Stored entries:
# # # #

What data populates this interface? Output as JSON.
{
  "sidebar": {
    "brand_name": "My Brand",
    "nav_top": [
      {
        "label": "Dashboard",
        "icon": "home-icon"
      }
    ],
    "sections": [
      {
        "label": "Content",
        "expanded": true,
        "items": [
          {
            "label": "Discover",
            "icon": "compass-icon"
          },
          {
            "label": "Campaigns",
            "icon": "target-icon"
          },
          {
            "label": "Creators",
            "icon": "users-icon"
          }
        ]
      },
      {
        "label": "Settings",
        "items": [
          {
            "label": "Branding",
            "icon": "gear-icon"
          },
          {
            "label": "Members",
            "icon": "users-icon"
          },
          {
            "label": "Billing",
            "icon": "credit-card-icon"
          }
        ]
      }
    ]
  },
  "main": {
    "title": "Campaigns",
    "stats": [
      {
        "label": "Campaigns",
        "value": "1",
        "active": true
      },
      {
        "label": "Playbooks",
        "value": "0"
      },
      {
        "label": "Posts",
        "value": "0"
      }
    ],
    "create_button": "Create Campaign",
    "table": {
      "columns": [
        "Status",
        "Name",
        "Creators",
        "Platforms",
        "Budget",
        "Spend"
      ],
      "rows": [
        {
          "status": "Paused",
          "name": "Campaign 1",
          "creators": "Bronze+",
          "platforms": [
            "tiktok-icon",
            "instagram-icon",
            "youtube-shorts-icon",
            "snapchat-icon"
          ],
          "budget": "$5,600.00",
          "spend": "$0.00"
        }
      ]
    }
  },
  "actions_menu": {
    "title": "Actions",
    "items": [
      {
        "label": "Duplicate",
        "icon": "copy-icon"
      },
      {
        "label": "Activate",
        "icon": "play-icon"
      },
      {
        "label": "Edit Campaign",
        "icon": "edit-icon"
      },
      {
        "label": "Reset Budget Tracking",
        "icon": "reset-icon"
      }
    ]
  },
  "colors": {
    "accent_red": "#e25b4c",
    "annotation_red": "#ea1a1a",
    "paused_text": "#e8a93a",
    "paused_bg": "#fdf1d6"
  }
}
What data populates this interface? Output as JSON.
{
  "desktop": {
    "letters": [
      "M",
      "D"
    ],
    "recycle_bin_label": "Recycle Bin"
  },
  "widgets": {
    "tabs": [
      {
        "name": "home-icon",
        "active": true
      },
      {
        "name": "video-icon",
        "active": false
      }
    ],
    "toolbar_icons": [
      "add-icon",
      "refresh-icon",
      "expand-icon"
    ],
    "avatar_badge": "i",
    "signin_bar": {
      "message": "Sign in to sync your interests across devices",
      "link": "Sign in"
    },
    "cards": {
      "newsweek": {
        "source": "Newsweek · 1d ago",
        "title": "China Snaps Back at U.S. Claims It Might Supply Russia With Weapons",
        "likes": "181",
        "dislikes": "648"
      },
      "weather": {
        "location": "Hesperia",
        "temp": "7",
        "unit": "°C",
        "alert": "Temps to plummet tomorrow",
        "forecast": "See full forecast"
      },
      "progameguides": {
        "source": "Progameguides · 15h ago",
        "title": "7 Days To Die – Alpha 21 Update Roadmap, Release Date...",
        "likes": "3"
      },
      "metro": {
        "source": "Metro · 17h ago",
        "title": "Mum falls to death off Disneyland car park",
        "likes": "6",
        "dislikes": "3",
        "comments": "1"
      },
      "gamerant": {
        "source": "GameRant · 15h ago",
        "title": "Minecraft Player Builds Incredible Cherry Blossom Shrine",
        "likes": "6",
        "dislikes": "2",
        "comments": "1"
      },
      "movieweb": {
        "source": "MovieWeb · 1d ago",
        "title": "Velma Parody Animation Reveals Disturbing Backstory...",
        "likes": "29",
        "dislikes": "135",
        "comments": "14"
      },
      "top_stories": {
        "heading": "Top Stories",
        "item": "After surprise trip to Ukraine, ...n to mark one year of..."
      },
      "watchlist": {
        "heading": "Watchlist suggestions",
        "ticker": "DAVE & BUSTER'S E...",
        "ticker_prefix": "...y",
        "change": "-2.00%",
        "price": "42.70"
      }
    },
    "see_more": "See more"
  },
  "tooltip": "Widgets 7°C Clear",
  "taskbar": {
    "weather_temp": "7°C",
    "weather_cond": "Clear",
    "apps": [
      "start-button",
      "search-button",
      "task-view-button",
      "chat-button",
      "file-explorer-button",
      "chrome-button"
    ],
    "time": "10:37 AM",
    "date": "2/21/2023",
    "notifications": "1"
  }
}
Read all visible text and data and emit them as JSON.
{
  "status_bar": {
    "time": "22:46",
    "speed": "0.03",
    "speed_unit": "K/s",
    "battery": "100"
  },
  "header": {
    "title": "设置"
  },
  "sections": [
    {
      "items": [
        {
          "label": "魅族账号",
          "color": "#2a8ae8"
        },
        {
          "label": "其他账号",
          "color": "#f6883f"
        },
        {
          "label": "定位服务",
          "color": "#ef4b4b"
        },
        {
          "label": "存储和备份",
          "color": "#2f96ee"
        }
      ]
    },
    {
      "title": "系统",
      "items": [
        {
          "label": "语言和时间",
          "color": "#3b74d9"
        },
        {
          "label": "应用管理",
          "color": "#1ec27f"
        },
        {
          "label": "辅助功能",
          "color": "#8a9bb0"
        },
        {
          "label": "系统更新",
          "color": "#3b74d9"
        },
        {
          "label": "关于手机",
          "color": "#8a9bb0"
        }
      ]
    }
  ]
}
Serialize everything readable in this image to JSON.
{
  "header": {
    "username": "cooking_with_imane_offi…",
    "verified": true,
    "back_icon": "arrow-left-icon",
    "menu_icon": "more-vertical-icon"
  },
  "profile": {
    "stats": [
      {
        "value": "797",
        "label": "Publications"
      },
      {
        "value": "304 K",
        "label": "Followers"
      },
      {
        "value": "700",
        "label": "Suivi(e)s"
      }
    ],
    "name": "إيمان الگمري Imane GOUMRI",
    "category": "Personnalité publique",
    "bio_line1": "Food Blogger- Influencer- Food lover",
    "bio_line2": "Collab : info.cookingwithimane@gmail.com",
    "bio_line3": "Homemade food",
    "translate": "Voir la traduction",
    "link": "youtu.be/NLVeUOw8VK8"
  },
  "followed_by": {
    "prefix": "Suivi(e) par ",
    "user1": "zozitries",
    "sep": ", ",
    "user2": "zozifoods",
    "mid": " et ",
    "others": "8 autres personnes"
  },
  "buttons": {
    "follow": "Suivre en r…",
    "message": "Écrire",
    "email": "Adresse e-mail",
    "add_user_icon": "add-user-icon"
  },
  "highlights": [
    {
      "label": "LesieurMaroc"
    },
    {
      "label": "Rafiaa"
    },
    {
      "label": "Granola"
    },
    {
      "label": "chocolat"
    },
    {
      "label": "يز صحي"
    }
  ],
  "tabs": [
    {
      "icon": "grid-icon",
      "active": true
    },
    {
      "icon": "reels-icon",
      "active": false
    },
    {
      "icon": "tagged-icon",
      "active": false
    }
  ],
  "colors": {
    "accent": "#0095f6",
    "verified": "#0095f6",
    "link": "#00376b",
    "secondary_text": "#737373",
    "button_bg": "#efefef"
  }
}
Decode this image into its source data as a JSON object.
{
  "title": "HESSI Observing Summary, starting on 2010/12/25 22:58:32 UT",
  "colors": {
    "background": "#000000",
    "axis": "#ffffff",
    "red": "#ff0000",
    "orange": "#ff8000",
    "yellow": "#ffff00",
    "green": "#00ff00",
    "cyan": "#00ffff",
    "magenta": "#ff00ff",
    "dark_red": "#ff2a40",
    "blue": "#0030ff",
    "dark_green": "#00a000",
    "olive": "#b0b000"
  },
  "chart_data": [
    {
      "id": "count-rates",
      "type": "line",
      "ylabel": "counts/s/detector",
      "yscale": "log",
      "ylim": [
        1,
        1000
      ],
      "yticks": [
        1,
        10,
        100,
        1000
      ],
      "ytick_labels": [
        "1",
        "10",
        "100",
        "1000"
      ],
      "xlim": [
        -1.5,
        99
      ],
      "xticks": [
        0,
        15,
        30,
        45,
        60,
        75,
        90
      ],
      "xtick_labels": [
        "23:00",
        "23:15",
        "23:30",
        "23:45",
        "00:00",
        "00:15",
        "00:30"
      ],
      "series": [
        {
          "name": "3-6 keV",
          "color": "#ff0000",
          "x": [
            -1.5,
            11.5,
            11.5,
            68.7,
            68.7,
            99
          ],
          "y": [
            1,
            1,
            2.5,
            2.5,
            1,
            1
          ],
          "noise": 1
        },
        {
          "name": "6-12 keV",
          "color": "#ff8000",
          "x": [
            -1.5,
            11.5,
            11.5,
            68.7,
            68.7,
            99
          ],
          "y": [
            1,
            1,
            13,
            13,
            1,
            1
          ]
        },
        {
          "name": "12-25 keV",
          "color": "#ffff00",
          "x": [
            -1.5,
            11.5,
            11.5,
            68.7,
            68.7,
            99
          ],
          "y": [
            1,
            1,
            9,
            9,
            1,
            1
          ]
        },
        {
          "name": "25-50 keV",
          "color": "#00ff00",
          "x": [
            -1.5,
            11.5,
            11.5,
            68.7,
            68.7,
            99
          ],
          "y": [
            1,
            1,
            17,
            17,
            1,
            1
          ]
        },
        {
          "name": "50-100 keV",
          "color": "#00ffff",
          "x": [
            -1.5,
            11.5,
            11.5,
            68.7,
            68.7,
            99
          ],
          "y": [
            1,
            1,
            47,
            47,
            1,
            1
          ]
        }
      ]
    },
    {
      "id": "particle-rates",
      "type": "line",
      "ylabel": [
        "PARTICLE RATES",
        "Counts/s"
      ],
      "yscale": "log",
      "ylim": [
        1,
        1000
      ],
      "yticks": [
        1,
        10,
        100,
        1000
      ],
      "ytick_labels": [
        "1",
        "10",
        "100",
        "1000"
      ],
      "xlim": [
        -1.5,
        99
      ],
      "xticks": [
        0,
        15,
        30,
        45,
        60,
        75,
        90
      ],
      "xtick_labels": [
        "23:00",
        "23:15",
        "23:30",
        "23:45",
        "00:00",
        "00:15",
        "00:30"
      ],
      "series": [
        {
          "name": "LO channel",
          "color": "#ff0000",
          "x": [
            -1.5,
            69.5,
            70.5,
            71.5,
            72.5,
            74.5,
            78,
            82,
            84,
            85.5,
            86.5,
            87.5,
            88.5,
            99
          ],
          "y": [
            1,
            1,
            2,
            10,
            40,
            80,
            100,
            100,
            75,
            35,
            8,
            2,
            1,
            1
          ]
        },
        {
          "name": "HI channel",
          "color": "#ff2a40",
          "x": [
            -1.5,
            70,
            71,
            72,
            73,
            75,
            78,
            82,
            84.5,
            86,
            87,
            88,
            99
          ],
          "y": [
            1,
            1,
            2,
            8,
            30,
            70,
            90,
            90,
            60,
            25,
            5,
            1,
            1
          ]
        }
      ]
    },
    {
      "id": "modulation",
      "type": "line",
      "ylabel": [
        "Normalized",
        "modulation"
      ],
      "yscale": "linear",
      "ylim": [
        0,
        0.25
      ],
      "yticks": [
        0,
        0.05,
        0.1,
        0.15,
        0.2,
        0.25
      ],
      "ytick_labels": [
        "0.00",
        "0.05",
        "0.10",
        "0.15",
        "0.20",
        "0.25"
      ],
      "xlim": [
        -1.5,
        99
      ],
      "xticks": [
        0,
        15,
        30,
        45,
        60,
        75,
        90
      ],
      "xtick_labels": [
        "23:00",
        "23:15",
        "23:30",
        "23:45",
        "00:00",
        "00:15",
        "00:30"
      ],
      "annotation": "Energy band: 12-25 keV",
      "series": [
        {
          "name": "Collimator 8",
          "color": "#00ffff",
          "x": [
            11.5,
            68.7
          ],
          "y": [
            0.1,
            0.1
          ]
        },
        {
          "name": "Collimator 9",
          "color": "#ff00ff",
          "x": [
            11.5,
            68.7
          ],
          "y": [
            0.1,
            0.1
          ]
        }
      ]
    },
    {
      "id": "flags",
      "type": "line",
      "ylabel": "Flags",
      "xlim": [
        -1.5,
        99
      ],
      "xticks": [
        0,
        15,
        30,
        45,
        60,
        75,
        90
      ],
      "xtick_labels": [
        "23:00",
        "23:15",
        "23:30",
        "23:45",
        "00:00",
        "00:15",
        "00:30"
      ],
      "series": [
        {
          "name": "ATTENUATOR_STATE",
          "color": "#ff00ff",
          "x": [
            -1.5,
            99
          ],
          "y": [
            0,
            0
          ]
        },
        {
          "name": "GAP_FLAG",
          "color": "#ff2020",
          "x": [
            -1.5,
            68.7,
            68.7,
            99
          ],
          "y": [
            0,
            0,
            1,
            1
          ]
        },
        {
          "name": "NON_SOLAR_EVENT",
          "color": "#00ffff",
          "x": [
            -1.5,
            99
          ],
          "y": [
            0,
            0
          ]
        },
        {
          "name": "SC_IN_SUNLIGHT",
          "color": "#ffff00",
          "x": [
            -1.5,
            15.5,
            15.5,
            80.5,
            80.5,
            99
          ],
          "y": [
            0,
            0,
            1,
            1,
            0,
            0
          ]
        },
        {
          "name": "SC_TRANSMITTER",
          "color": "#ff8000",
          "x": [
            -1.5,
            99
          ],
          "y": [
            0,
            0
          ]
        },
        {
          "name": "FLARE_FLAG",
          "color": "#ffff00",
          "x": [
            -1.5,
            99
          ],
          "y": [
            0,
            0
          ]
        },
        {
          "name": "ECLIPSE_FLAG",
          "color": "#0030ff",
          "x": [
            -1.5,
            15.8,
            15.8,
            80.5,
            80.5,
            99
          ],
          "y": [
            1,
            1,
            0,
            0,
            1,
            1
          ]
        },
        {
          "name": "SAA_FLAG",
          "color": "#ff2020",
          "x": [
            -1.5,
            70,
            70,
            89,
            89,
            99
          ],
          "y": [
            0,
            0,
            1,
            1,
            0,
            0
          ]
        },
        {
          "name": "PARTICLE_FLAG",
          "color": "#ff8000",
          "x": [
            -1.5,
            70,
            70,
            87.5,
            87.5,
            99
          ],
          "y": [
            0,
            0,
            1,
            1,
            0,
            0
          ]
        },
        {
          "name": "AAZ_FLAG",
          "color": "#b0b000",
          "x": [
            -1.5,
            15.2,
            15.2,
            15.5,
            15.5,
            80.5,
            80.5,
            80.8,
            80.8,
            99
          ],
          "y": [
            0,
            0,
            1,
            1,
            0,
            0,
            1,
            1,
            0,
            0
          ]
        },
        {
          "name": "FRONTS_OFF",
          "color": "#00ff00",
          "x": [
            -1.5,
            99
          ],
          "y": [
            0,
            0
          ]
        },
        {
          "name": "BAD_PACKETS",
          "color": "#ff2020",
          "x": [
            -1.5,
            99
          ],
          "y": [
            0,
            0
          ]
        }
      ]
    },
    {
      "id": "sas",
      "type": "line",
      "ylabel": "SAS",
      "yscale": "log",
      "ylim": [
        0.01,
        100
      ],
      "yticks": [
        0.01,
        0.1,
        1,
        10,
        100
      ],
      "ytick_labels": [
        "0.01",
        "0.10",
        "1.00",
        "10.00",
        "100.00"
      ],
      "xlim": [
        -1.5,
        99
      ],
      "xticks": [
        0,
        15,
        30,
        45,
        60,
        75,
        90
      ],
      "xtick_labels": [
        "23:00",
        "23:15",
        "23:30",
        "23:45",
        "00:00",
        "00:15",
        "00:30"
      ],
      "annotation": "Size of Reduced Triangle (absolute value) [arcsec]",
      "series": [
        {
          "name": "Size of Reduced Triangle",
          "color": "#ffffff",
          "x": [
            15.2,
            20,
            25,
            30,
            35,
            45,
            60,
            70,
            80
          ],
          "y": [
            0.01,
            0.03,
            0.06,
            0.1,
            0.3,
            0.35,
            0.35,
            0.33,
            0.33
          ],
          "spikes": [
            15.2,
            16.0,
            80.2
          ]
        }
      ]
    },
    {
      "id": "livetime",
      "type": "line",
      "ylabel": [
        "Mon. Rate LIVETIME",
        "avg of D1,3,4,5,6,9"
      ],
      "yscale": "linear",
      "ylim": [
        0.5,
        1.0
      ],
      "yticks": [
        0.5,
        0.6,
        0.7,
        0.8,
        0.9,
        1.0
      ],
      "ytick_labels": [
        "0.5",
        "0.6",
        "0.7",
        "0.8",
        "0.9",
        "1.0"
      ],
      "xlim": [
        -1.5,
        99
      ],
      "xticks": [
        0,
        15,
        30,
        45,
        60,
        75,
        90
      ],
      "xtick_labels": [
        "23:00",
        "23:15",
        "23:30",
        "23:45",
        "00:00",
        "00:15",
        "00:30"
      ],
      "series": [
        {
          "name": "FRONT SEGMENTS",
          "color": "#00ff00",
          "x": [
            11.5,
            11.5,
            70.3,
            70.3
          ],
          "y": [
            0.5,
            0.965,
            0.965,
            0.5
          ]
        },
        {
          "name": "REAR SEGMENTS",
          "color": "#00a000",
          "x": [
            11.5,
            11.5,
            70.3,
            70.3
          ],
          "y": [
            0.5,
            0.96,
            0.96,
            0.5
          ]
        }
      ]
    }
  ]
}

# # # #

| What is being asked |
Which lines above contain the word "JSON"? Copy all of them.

| Solved problem |
What data populates this interface? Output as JSON.
What data populates this interface? Output as JSON.
Read all visible text and data and emit them as JSON.
Serialize everything readable in this image to JSON.
Decode this image into its source data as a JSON object.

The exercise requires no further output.